Our Speakers

25th March 2021 – Talk 6:

Atomic Structure, Phase Transitions, and Functional Properties of PbZrO3-based Antiferroelectric Ceramics

Prof. Xiaoli Tan Iowa State University Department of Materials Science and Engineering
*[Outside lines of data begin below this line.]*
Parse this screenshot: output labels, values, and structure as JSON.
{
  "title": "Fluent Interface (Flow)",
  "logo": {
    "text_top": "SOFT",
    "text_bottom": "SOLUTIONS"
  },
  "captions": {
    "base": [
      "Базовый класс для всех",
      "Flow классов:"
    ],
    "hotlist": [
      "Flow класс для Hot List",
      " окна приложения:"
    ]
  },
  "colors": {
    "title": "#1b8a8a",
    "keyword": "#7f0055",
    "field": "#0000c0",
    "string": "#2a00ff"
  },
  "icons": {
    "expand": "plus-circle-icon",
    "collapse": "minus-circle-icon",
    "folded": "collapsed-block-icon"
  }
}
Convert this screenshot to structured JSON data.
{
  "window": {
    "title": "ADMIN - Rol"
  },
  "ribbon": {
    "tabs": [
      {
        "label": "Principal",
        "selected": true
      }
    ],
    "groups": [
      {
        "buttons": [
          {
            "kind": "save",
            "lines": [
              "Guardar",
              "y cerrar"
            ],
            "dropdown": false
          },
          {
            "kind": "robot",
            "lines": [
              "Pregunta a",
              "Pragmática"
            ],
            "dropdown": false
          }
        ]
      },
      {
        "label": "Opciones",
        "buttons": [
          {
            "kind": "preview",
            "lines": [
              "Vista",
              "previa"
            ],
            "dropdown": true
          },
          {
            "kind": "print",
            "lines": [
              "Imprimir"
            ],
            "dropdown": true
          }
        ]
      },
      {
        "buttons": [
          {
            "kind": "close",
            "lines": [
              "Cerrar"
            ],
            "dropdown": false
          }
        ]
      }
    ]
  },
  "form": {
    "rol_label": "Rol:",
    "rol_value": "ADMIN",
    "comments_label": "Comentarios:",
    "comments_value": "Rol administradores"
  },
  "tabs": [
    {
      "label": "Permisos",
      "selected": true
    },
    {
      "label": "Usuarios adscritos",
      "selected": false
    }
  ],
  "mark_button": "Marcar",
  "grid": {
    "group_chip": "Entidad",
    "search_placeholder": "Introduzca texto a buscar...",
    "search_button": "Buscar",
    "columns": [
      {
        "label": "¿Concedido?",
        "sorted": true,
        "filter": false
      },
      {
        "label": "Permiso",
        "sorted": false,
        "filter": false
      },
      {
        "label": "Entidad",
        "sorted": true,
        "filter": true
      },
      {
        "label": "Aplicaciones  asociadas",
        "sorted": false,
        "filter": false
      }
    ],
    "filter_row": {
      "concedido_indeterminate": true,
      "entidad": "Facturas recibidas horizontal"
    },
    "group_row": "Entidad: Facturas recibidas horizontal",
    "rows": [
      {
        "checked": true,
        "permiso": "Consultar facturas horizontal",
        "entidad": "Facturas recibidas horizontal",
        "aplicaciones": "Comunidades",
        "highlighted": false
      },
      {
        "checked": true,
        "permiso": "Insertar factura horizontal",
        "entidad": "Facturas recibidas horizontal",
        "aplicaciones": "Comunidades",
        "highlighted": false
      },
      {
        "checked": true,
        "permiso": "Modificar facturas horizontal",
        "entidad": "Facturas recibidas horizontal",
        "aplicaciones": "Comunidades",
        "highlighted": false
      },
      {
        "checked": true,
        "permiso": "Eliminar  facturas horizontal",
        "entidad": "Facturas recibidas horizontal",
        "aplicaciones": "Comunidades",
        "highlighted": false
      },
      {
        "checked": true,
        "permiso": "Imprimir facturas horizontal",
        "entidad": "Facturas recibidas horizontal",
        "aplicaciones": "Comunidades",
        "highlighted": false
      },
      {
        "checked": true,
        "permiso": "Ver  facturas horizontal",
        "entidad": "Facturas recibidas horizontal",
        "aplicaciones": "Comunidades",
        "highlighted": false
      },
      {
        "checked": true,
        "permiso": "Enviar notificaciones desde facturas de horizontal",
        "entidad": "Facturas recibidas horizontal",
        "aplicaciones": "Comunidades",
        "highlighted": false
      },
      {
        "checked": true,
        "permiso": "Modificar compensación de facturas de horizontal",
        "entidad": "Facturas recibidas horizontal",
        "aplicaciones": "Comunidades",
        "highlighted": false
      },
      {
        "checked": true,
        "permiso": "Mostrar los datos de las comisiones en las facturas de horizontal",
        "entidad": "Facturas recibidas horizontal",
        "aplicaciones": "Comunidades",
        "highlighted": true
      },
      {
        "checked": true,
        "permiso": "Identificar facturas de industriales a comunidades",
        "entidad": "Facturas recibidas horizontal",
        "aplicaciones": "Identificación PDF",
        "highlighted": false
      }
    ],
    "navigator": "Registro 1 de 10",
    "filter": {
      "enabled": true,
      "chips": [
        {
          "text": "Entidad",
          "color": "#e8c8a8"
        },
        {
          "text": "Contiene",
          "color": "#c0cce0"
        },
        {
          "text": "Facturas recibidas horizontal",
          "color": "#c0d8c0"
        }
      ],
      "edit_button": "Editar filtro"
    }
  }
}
Most antiferroelectric ceramics are modified from the prototype PbZrO3 to ease the processing and adjust the critical fields of phase transitions. The modifiers introduce unique nanoscale structural features to the ceramics in the form of incommensurate modulations. In this talk, transmission electron microscopy (TEM) observations of the antiferroelectric domains and the incommensurate modulations will be presented. In particular, the Pb-cation displacements, previously assumed to arrange in a fully-compensated antiparallel fashion, are found to be either antiparallel but with different magnitudes, or in a nearly orthogonal arrangement in adjacent stripes in the incommensurate modulations. The 90° antiferroelectric domain walls in undoped PbZrO3 can be as thin as one primitive cell of the perovskite structure, often appear curved or zigzagged due to the complex dipole arrangement. In chemically modified compositions with incommensurate modulations, the domain walls have a typical thickness of at least two primitive cells, with more or less aligned dipole moments. With the electric biasing in-situ TEM technique, it is found that the wavelength (~2 nm) of the modulation is quite stable against external electrical stimuli prior to its disappearance at the transition to a ferroelectric phase. During the antiferroelectric-ferroelectric phase transitions, the phase interface moves discontinuously with straight segments along special crystallographic planes of {100}c and {110}c. The recorded electrical current during phase transition fluctuates severely, indicating the stochastic nature at local range.

In relevance to device applications of these antiferroelectric ceramics, the abrupt development of strains and polarizations is investigated in detail. Unique compositions with a metastable induced-ferroelectric phase are identified for potential shape memory devices. The impact of uniaxial compressive pre-stresses and radial compressive pre-stresses on the field-induced phase transition is investigated. The critical electric field for the phase transition increases with the mechanical pre-stress. The volume expansion at the electric field-induced phase transition is also exploited to mechanically toughen the antiferroelectric ceramic. A new concept of “relaxor antiferroelectrics” is proposed to guide the search on supercompatible antiferroelectric ceramics with minimum electric hysteresis for high efficiency high energy-density capacitors.

Xiaoli Tan is a Professor at the Department of Materials Science and Engineering at Iowa State University. He is a Fellow of the American Ceramic Society and a Senior Member of the Institute of Electrical and Electronics Engineers (IEEE). Xiaoli Tan graduated with a B.E. degree in Metallic Materials from Xi’an Jiaotong University, China in 1989, obtained his Ph.D. degree in Materials Science and Engineering from University of Illinois at Urbana-Champaign, USA in 2002. He joined Iowa State University as an Assistant Professor in the same year and was promoted to Associate Professor in 2008, Professor in 2013. His research has been focused on the composition-structure-property interrelationship in electrical ceramics, using in-situ TEM as the primary characterization tool. His has published more than 160 articles in refereed journals; according to Web of Science, his publications have received >5,500 citations with a h-index of 39.

About the FLAME-inars

The FLAME-inars are organized by the collaborative project FLAME at TU Darmstadt, in which electronic-structure-property relationships are being developed and exploited to realize novel lead-free antiferroelectric compounds. The seminars will gather experts in processing, characterization and theory to discuss materials and applications, bulk and thin films, fundamental properties, electronic structure & defects, and related aspects.